◆ What is being asked
Go through the entries below and count the lines holding the word "link". Reply with only the number, please.

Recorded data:
···

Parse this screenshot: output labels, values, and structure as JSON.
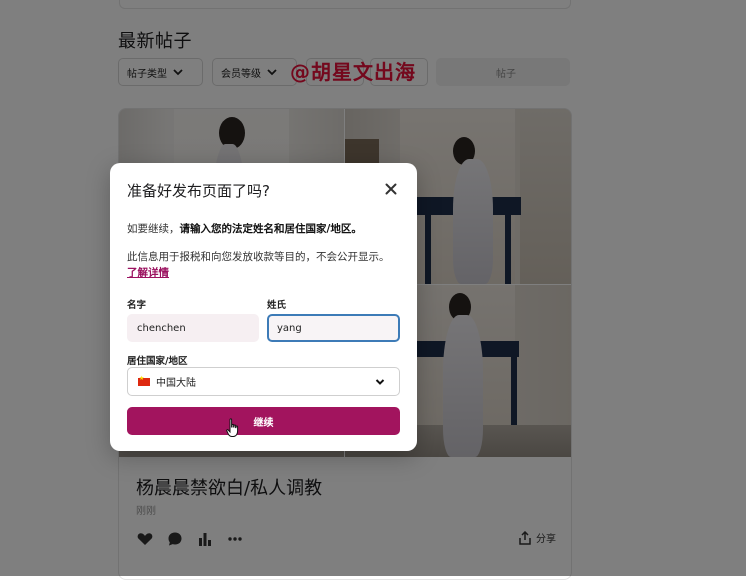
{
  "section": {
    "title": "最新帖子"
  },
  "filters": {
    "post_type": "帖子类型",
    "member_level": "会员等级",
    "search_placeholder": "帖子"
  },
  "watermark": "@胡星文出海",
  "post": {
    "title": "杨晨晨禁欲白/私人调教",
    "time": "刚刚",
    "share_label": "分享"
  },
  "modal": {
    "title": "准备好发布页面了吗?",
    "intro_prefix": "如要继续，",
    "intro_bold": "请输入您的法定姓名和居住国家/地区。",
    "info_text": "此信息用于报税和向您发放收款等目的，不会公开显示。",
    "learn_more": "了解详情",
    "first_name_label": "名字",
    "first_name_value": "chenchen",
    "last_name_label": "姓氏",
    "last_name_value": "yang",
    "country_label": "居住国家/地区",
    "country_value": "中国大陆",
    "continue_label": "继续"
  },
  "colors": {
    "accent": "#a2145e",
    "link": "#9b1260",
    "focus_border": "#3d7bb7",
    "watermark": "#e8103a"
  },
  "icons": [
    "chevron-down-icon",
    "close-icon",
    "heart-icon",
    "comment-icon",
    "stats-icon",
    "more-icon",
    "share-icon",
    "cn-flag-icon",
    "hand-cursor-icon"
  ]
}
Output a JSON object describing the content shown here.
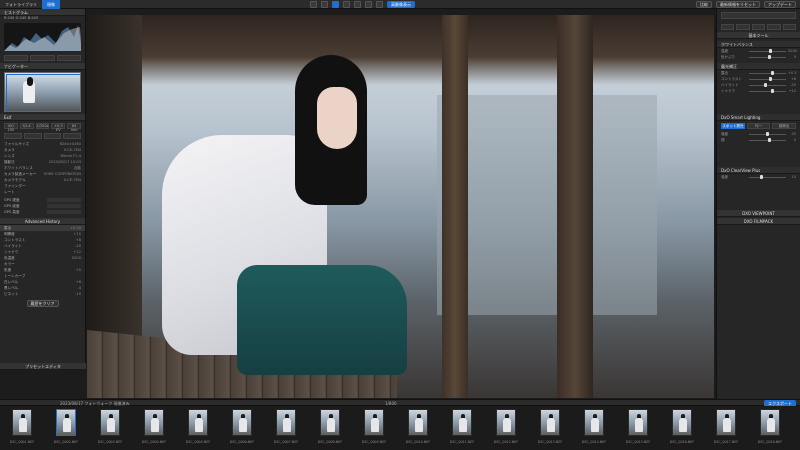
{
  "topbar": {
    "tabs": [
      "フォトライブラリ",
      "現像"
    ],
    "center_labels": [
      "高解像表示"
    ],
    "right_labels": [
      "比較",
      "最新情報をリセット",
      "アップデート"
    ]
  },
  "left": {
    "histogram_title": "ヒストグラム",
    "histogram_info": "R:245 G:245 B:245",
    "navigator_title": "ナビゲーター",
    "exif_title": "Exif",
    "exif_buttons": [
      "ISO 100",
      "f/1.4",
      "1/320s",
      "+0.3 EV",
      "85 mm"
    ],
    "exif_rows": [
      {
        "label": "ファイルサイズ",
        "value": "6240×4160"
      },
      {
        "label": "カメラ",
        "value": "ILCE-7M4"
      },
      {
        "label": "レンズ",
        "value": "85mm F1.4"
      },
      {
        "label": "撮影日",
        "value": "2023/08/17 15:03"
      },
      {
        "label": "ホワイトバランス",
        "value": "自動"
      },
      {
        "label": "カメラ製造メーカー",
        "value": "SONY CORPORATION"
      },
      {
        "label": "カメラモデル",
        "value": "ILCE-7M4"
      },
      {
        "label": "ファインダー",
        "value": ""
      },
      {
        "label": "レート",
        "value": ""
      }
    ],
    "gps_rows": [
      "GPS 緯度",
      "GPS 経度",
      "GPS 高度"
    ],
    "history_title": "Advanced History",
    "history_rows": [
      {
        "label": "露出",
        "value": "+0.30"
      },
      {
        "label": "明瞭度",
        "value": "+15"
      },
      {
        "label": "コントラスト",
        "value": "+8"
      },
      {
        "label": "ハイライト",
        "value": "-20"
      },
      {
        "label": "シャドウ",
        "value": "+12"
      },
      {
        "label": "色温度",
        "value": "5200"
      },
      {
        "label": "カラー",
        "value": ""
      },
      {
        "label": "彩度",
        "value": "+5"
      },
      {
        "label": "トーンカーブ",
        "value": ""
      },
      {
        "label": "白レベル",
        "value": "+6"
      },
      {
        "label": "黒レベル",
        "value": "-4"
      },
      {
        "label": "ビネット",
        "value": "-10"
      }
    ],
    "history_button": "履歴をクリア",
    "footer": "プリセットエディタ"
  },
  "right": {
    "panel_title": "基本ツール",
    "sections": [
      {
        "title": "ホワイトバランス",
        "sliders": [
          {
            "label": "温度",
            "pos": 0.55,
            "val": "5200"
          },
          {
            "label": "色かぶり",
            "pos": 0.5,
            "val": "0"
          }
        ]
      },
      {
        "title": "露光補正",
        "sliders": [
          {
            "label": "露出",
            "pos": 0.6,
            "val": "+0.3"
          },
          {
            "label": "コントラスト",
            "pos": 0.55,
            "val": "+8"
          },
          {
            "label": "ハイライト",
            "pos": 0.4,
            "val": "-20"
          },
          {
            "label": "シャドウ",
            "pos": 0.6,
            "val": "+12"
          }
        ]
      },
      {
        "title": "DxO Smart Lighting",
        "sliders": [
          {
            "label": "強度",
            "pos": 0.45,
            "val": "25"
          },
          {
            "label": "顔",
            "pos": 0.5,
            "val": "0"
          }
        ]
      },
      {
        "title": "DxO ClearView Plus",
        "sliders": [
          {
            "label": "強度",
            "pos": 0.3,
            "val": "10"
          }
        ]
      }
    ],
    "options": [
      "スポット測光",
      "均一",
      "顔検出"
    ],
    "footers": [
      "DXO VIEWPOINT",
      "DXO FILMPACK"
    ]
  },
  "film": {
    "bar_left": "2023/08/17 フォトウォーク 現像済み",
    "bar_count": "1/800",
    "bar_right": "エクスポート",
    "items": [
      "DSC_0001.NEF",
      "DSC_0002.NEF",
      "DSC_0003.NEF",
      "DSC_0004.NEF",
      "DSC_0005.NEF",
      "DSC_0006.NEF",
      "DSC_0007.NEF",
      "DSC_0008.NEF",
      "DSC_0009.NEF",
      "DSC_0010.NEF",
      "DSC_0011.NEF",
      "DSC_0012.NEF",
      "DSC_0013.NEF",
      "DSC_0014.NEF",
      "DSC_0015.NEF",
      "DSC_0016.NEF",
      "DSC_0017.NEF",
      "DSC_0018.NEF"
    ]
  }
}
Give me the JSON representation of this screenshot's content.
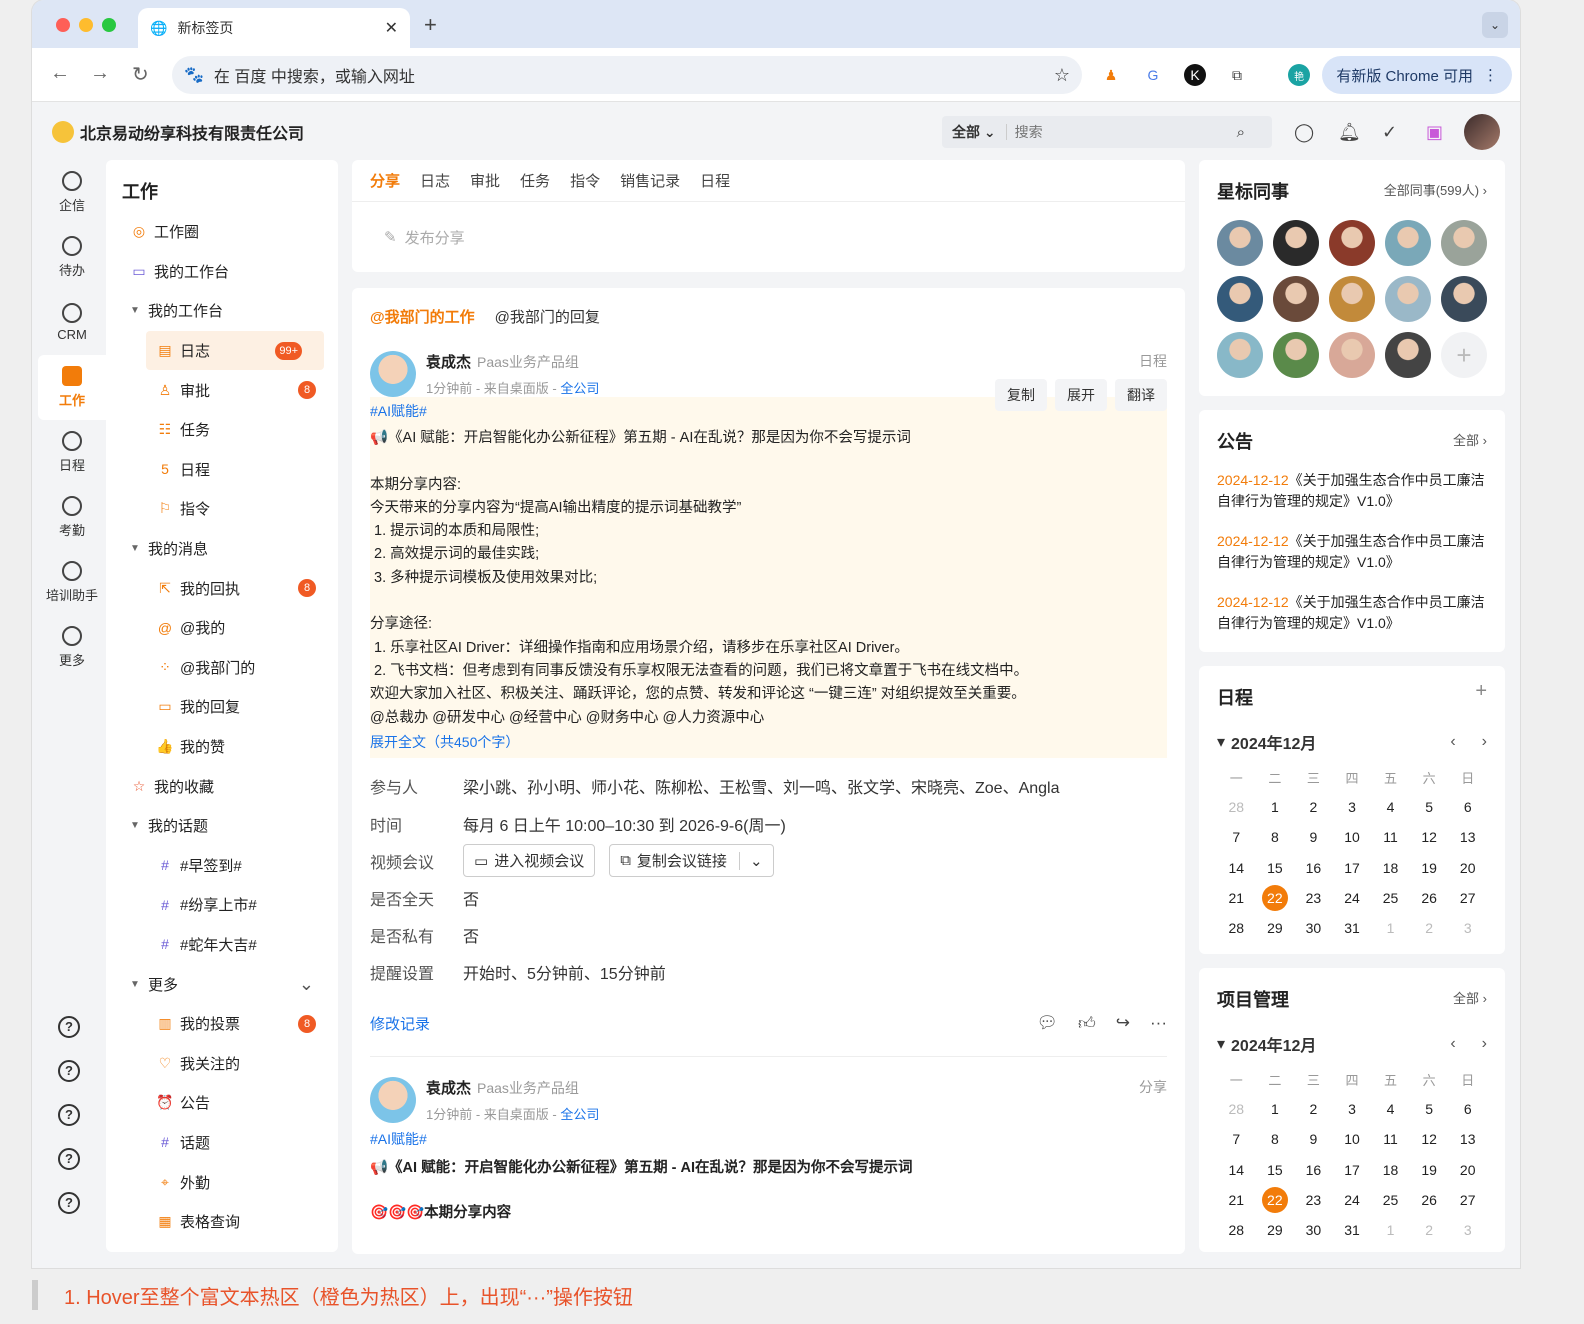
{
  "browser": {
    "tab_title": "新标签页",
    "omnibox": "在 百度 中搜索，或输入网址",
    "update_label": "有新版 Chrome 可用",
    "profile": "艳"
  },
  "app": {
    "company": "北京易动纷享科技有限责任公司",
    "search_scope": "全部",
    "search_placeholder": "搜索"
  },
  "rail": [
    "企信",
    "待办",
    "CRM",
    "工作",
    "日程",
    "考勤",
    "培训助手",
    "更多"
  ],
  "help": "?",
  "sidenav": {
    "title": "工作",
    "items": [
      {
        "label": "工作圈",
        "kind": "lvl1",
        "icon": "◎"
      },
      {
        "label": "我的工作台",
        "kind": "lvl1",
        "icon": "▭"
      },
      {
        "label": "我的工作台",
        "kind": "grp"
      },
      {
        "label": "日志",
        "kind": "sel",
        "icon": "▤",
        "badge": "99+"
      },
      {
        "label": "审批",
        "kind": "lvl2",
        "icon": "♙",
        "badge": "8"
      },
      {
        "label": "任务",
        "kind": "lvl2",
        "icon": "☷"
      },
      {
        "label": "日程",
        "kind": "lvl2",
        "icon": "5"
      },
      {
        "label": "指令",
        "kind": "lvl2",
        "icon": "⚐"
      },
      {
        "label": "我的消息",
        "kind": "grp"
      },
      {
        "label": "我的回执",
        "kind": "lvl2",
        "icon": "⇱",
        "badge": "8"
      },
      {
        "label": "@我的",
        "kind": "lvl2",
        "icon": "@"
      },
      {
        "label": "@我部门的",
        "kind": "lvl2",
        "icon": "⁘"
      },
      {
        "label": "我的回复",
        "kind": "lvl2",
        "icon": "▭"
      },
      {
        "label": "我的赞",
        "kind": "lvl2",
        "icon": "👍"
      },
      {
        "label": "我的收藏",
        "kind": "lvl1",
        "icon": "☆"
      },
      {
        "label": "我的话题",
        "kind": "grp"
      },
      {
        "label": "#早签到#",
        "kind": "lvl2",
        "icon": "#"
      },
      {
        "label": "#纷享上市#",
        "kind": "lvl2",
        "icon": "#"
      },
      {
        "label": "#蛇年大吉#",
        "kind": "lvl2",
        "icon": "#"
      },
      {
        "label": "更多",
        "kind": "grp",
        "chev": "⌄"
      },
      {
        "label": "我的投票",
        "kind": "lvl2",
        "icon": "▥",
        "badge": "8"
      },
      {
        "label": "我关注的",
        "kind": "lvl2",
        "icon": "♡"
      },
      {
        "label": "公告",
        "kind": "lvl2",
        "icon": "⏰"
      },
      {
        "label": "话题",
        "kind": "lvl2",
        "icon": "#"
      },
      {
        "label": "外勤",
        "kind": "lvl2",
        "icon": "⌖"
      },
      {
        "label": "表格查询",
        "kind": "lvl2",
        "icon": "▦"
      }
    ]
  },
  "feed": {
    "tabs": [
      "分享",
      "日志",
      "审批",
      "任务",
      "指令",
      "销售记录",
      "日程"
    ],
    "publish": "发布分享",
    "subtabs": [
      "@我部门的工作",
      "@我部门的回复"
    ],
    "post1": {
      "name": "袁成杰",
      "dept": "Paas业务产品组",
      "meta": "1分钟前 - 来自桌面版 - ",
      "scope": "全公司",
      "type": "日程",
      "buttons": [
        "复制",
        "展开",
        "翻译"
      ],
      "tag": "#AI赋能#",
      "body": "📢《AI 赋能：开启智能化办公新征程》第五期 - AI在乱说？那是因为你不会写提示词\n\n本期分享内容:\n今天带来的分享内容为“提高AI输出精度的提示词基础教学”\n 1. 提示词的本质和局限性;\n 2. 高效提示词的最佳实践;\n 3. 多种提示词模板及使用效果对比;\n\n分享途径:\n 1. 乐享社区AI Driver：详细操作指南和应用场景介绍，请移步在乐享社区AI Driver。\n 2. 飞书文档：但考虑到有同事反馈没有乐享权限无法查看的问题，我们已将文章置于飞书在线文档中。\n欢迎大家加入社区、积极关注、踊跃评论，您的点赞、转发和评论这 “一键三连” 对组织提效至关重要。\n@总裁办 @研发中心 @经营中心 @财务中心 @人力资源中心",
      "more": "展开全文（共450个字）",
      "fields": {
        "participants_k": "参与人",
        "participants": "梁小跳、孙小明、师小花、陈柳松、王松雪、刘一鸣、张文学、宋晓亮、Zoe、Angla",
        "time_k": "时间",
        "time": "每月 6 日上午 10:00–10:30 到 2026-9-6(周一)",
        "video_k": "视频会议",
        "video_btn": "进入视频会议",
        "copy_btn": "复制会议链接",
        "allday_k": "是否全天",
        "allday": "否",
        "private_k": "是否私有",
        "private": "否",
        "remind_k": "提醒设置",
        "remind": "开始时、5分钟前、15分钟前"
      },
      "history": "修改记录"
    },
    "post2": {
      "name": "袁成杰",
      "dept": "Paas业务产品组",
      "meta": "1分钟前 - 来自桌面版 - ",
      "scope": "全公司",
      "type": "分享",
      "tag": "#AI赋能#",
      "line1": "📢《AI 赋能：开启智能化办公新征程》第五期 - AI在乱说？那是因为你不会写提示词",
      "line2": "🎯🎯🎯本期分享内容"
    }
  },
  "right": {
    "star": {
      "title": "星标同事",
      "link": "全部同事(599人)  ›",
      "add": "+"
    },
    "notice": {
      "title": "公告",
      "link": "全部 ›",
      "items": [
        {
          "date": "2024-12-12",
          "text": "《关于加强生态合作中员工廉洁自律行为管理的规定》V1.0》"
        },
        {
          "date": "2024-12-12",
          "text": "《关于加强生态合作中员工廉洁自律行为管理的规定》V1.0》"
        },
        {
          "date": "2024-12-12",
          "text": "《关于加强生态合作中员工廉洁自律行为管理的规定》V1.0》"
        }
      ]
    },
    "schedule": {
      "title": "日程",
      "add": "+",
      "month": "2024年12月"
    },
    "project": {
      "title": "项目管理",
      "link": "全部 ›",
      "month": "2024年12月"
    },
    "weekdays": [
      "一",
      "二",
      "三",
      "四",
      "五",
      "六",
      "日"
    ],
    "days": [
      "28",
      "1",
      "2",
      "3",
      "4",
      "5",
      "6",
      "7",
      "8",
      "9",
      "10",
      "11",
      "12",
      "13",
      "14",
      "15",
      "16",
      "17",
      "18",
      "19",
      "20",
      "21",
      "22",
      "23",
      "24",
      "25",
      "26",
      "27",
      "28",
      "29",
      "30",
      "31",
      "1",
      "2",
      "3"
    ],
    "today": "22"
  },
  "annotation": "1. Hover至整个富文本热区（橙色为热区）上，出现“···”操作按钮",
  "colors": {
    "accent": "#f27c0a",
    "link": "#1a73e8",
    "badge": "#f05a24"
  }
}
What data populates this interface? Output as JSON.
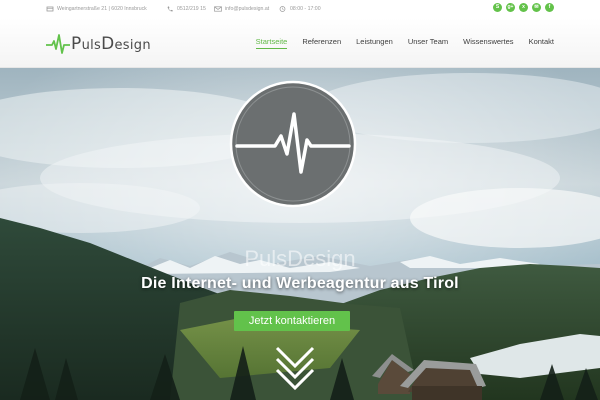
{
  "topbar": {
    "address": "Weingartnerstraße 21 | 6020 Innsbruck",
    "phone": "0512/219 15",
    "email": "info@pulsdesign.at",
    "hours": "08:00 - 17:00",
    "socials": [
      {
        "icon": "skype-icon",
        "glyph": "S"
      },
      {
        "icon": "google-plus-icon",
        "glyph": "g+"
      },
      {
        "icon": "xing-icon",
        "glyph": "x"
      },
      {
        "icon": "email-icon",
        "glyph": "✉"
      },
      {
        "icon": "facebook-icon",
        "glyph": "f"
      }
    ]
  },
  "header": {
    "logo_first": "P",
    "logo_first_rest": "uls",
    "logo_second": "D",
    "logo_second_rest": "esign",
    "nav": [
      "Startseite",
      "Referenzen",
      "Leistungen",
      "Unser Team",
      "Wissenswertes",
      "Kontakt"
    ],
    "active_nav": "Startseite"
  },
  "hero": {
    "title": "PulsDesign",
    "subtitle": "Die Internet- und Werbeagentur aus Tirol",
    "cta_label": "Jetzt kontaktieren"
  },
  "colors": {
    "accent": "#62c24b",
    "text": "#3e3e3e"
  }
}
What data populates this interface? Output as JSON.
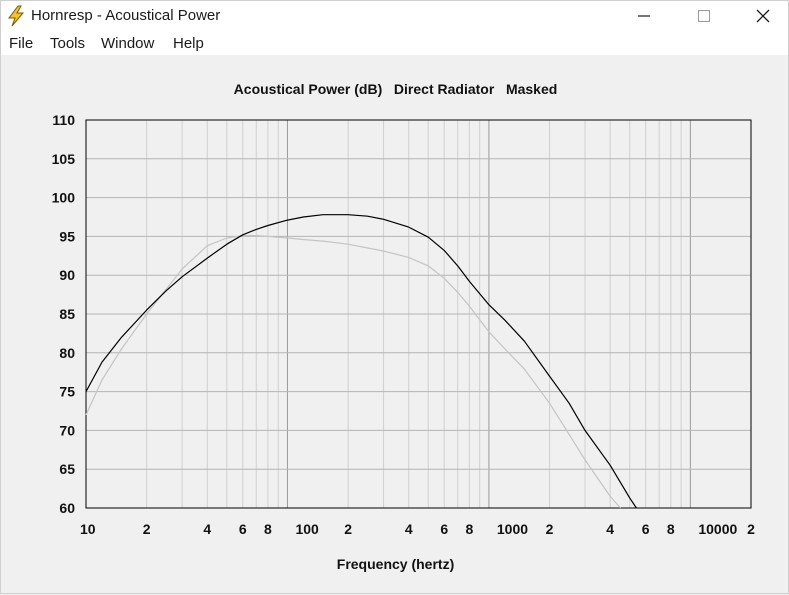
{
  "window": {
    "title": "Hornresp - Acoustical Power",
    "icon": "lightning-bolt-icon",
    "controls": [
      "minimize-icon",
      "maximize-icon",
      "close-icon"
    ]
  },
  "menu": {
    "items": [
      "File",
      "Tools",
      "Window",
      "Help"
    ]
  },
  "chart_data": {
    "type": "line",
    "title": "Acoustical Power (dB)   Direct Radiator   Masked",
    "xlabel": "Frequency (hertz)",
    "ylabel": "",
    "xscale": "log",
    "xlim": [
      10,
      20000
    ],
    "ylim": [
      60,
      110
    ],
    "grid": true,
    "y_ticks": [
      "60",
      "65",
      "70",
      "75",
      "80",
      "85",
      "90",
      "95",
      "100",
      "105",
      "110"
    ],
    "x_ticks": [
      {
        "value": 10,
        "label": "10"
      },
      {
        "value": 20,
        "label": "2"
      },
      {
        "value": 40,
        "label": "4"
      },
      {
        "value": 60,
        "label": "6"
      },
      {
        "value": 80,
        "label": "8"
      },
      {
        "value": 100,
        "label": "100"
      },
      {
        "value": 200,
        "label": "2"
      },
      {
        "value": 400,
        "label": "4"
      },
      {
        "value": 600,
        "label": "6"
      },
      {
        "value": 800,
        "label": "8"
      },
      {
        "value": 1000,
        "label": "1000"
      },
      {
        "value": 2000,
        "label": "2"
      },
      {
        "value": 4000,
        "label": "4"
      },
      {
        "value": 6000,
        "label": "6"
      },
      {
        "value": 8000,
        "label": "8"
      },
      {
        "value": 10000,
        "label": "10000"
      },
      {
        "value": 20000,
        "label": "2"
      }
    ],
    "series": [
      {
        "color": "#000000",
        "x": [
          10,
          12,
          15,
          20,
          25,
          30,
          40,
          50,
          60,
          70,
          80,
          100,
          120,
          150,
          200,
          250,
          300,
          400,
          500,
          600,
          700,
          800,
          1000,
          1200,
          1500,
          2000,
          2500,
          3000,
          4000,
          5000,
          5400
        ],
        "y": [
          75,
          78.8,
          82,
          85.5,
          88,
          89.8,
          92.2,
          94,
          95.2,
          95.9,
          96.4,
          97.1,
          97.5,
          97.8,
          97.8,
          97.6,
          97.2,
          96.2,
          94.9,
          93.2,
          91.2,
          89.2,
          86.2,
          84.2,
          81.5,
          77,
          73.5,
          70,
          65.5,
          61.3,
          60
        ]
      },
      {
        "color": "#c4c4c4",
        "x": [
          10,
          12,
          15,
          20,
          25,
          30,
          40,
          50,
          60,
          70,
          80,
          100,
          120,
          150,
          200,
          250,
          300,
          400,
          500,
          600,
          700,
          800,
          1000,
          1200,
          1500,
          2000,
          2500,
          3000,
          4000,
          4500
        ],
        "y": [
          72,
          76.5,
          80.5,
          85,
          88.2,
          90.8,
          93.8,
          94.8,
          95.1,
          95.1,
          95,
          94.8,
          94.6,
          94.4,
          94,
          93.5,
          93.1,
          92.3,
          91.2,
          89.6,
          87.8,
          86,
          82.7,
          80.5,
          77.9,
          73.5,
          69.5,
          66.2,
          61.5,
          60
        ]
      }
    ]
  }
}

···

◆ Output
5